§ **Brief**
Without the pictures, set down the records below word for word.

[Web page and app entries]
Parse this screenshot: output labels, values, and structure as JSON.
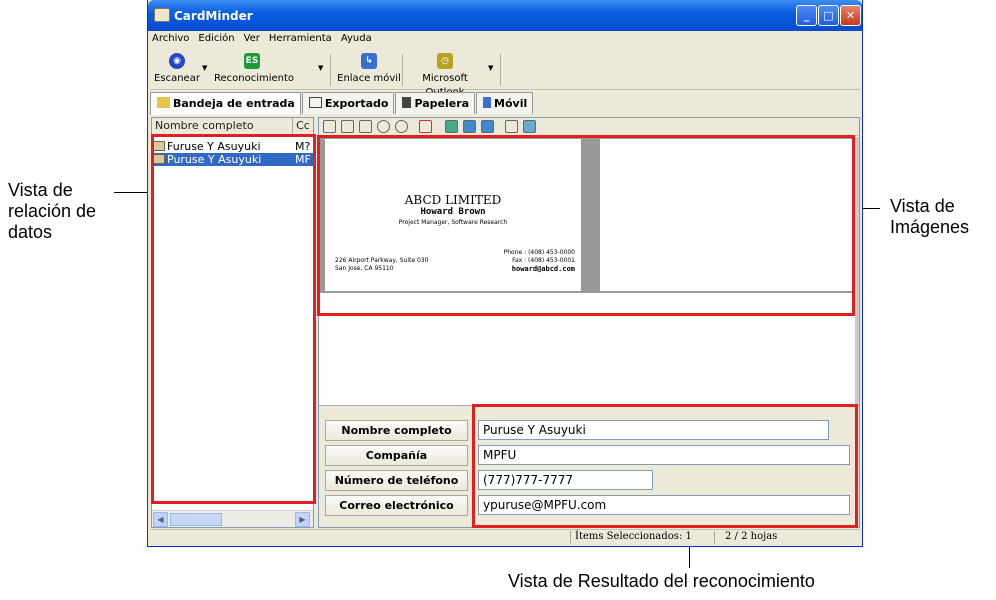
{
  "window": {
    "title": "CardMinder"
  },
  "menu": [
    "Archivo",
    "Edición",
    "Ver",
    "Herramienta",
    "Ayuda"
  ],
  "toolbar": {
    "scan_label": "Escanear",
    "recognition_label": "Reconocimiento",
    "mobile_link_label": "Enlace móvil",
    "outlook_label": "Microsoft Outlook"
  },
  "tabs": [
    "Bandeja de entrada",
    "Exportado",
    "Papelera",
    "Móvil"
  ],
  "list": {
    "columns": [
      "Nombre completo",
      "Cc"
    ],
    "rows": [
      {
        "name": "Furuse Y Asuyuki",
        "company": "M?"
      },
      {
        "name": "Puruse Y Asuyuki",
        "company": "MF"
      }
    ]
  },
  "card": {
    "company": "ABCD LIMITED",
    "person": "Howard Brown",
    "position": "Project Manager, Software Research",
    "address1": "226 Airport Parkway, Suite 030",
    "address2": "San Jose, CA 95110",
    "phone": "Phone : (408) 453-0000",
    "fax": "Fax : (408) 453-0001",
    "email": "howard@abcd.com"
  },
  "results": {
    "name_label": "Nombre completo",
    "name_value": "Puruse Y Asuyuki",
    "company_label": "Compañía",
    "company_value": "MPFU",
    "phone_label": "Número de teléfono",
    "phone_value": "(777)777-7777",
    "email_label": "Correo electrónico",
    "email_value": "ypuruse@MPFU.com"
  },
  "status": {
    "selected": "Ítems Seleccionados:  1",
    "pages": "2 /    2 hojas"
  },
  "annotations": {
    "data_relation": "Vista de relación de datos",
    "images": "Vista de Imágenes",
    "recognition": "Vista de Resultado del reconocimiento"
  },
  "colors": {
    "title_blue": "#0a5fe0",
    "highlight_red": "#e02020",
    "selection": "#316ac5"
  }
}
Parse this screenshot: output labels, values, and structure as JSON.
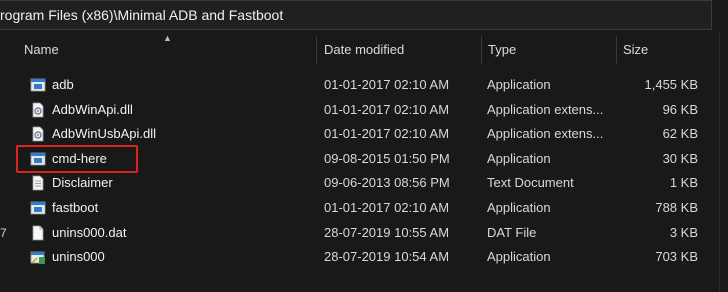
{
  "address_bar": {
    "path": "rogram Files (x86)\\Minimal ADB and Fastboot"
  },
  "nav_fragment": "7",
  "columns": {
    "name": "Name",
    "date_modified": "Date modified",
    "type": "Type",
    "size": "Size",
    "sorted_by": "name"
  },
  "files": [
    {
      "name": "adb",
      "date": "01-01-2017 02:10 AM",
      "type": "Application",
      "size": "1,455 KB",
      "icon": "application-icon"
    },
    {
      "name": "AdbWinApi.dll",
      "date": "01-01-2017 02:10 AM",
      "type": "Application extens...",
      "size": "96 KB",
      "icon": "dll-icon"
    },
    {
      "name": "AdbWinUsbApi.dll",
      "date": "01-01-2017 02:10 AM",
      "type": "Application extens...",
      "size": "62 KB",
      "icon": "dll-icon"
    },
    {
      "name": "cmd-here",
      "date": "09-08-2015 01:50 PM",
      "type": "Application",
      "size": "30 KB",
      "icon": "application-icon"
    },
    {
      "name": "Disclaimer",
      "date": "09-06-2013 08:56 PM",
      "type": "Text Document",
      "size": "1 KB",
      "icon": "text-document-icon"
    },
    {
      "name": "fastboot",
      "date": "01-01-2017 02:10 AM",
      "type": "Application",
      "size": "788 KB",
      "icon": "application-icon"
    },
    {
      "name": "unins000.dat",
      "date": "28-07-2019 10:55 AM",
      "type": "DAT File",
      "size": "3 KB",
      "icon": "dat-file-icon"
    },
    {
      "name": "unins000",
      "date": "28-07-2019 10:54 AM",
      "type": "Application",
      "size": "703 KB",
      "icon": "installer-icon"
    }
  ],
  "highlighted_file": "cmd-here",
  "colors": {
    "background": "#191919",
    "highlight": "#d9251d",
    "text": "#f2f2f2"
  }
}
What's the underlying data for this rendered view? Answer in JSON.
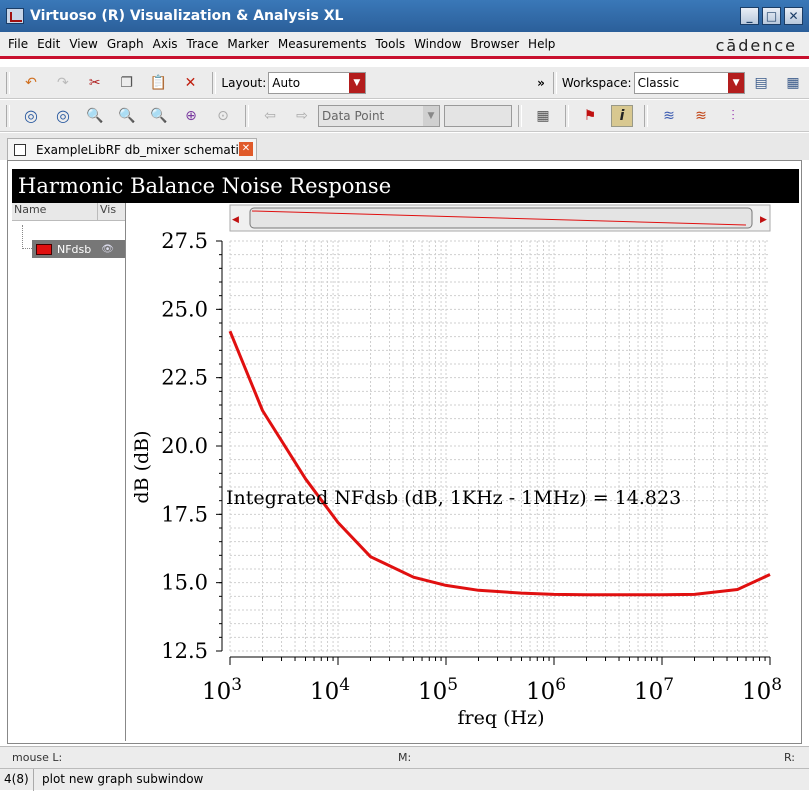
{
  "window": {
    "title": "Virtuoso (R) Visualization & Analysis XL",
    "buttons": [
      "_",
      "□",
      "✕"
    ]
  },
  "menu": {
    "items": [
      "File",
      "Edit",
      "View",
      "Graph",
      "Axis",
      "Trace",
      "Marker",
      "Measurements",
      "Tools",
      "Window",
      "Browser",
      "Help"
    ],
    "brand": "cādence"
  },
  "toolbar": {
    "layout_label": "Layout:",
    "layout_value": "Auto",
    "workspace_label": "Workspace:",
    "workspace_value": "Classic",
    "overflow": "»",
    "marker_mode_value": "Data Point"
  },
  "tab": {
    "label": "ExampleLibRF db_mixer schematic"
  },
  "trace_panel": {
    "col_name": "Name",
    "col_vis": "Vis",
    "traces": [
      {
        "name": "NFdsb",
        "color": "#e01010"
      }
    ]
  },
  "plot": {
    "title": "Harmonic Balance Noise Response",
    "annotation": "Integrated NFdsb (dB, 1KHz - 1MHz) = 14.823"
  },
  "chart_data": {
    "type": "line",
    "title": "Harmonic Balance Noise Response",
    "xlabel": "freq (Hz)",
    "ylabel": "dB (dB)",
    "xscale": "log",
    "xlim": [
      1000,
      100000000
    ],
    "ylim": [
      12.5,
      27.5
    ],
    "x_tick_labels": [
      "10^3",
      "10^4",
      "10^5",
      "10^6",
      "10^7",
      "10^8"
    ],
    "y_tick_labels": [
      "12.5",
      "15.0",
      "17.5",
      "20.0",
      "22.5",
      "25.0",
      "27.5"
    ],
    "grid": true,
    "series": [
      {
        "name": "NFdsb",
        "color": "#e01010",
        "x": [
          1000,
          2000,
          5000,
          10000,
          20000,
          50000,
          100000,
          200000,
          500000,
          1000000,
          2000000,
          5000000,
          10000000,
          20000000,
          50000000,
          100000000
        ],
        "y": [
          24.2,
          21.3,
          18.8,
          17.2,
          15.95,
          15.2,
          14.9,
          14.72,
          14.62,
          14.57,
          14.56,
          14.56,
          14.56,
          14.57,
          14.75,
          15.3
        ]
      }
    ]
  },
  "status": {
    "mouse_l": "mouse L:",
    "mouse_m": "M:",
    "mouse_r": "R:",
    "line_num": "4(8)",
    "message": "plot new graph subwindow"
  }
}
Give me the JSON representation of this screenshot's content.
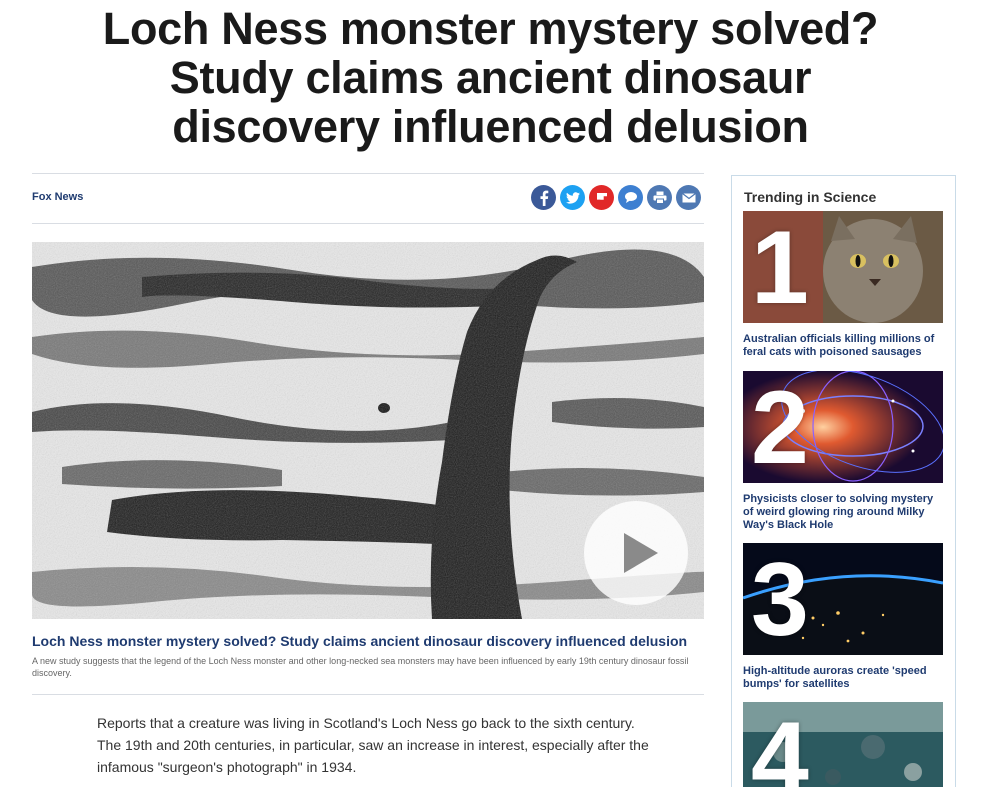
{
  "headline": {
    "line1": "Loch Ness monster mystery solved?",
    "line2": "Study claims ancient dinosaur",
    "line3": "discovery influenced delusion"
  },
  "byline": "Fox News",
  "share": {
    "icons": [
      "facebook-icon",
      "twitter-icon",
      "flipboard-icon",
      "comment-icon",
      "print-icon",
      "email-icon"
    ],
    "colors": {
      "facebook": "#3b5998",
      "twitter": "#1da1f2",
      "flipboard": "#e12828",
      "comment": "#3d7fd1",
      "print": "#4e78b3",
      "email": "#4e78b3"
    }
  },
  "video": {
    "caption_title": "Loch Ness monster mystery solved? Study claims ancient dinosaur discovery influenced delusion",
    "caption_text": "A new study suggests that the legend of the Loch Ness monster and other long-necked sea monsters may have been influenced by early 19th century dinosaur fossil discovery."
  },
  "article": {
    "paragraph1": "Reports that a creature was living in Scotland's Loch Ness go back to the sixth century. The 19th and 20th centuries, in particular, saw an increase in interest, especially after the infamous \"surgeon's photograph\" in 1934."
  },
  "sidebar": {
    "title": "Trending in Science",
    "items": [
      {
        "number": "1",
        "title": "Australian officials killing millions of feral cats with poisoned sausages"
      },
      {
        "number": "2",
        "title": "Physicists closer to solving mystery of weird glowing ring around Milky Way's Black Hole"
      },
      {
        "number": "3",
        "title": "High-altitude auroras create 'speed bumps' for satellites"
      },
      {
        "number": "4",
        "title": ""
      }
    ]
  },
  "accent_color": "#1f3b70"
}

§ **Answer to this task**
Parse this screenshot: output labels, values, and structure as JSON.
{
  "window": {
    "title": "CardMinder"
  },
  "menu": [
    "Archivo",
    "Edición",
    "Ver",
    "Herramienta",
    "Ayuda"
  ],
  "toolbar": {
    "scan_label": "Escanear",
    "recognition_label": "Reconocimiento",
    "mobile_link_label": "Enlace móvil",
    "outlook_label": "Microsoft Outlook"
  },
  "tabs": [
    "Bandeja de entrada",
    "Exportado",
    "Papelera",
    "Móvil"
  ],
  "list": {
    "columns": [
      "Nombre completo",
      "Cc"
    ],
    "rows": [
      {
        "name": "Furuse Y Asuyuki",
        "company": "M?"
      },
      {
        "name": "Puruse Y Asuyuki",
        "company": "MF"
      }
    ]
  },
  "card": {
    "company": "ABCD LIMITED",
    "person": "Howard Brown",
    "position": "Project Manager, Software Research",
    "address1": "226 Airport Parkway, Suite 030",
    "address2": "San Jose, CA 95110",
    "phone": "Phone : (408) 453-0000",
    "fax": "Fax : (408) 453-0001",
    "email": "howard@abcd.com"
  },
  "results": {
    "name_label": "Nombre completo",
    "name_value": "Puruse Y Asuyuki",
    "company_label": "Compañía",
    "company_value": "MPFU",
    "phone_label": "Número de teléfono",
    "phone_value": "(777)777-7777",
    "email_label": "Correo electrónico",
    "email_value": "ypuruse@MPFU.com"
  },
  "status": {
    "selected": "Ítems Seleccionados:  1",
    "pages": "2 /    2 hojas"
  },
  "annotations": {
    "data_relation": "Vista de relación de datos",
    "images": "Vista de Imágenes",
    "recognition": "Vista de Resultado del reconocimiento"
  },
  "colors": {
    "title_blue": "#0a5fe0",
    "highlight_red": "#e02020",
    "selection": "#316ac5"
  }
}
Parse this screenshot: output labels, values, and structure as JSON.
{
  "address_bar": {
    "path": "rogram Files (x86)\\Minimal ADB and Fastboot"
  },
  "nav_fragment": "7",
  "columns": {
    "name": "Name",
    "date_modified": "Date modified",
    "type": "Type",
    "size": "Size",
    "sorted_by": "name"
  },
  "files": [
    {
      "name": "adb",
      "date": "01-01-2017 02:10 AM",
      "type": "Application",
      "size": "1,455 KB",
      "icon": "application-icon"
    },
    {
      "name": "AdbWinApi.dll",
      "date": "01-01-2017 02:10 AM",
      "type": "Application extens...",
      "size": "96 KB",
      "icon": "dll-icon"
    },
    {
      "name": "AdbWinUsbApi.dll",
      "date": "01-01-2017 02:10 AM",
      "type": "Application extens...",
      "size": "62 KB",
      "icon": "dll-icon"
    },
    {
      "name": "cmd-here",
      "date": "09-08-2015 01:50 PM",
      "type": "Application",
      "size": "30 KB",
      "icon": "application-icon"
    },
    {
      "name": "Disclaimer",
      "date": "09-06-2013 08:56 PM",
      "type": "Text Document",
      "size": "1 KB",
      "icon": "text-document-icon"
    },
    {
      "name": "fastboot",
      "date": "01-01-2017 02:10 AM",
      "type": "Application",
      "size": "788 KB",
      "icon": "application-icon"
    },
    {
      "name": "unins000.dat",
      "date": "28-07-2019 10:55 AM",
      "type": "DAT File",
      "size": "3 KB",
      "icon": "dat-file-icon"
    },
    {
      "name": "unins000",
      "date": "28-07-2019 10:54 AM",
      "type": "Application",
      "size": "703 KB",
      "icon": "installer-icon"
    }
  ],
  "highlighted_file": "cmd-here",
  "colors": {
    "background": "#191919",
    "highlight": "#d9251d",
    "text": "#f2f2f2"
  }
}
What's the underlying data for this rendered view? Answer in JSON.
{
  "window": {
    "title": "Virtuoso (R) Visualization & Analysis XL",
    "buttons": [
      "_",
      "□",
      "✕"
    ]
  },
  "menu": {
    "items": [
      "File",
      "Edit",
      "View",
      "Graph",
      "Axis",
      "Trace",
      "Marker",
      "Measurements",
      "Tools",
      "Window",
      "Browser",
      "Help"
    ],
    "brand": "cādence"
  },
  "toolbar": {
    "layout_label": "Layout:",
    "layout_value": "Auto",
    "workspace_label": "Workspace:",
    "workspace_value": "Classic",
    "overflow": "»",
    "marker_mode_value": "Data Point"
  },
  "tab": {
    "label": "ExampleLibRF db_mixer schematic"
  },
  "trace_panel": {
    "col_name": "Name",
    "col_vis": "Vis",
    "traces": [
      {
        "name": "NFdsb",
        "color": "#e01010"
      }
    ]
  },
  "plot": {
    "title": "Harmonic Balance Noise Response",
    "annotation": "Integrated NFdsb (dB, 1KHz - 1MHz) = 14.823"
  },
  "chart_data": {
    "type": "line",
    "title": "Harmonic Balance Noise Response",
    "xlabel": "freq (Hz)",
    "ylabel": "dB (dB)",
    "xscale": "log",
    "xlim": [
      1000,
      100000000
    ],
    "ylim": [
      12.5,
      27.5
    ],
    "x_tick_labels": [
      "10^3",
      "10^4",
      "10^5",
      "10^6",
      "10^7",
      "10^8"
    ],
    "y_tick_labels": [
      "12.5",
      "15.0",
      "17.5",
      "20.0",
      "22.5",
      "25.0",
      "27.5"
    ],
    "grid": true,
    "series": [
      {
        "name": "NFdsb",
        "color": "#e01010",
        "x": [
          1000,
          2000,
          5000,
          10000,
          20000,
          50000,
          100000,
          200000,
          500000,
          1000000,
          2000000,
          5000000,
          10000000,
          20000000,
          50000000,
          100000000
        ],
        "y": [
          24.2,
          21.3,
          18.8,
          17.2,
          15.95,
          15.2,
          14.9,
          14.72,
          14.62,
          14.57,
          14.56,
          14.56,
          14.56,
          14.57,
          14.75,
          15.3
        ]
      }
    ]
  },
  "status": {
    "mouse_l": "mouse L:",
    "mouse_m": "M:",
    "mouse_r": "R:",
    "line_num": "4(8)",
    "message": "plot new graph subwindow"
  }
}
Give me the JSON representation of this screenshot's content.
{
  "headline": {
    "line1": "Loch Ness monster mystery solved?",
    "line2": "Study claims ancient dinosaur",
    "line3": "discovery influenced delusion"
  },
  "byline": "Fox News",
  "share": {
    "icons": [
      "facebook-icon",
      "twitter-icon",
      "flipboard-icon",
      "comment-icon",
      "print-icon",
      "email-icon"
    ],
    "colors": {
      "facebook": "#3b5998",
      "twitter": "#1da1f2",
      "flipboard": "#e12828",
      "comment": "#3d7fd1",
      "print": "#4e78b3",
      "email": "#4e78b3"
    }
  },
  "video": {
    "caption_title": "Loch Ness monster mystery solved? Study claims ancient dinosaur discovery influenced delusion",
    "caption_text": "A new study suggests that the legend of the Loch Ness monster and other long-necked sea monsters may have been influenced by early 19th century dinosaur fossil discovery."
  },
  "article": {
    "paragraph1": "Reports that a creature was living in Scotland's Loch Ness go back to the sixth century. The 19th and 20th centuries, in particular, saw an increase in interest, especially after the infamous \"surgeon's photograph\" in 1934."
  },
  "sidebar": {
    "title": "Trending in Science",
    "items": [
      {
        "number": "1",
        "title": "Australian officials killing millions of feral cats with poisoned sausages"
      },
      {
        "number": "2",
        "title": "Physicists closer to solving mystery of weird glowing ring around Milky Way's Black Hole"
      },
      {
        "number": "3",
        "title": "High-altitude auroras create 'speed bumps' for satellites"
      },
      {
        "number": "4",
        "title": ""
      }
    ]
  },
  "accent_color": "#1f3b70"
}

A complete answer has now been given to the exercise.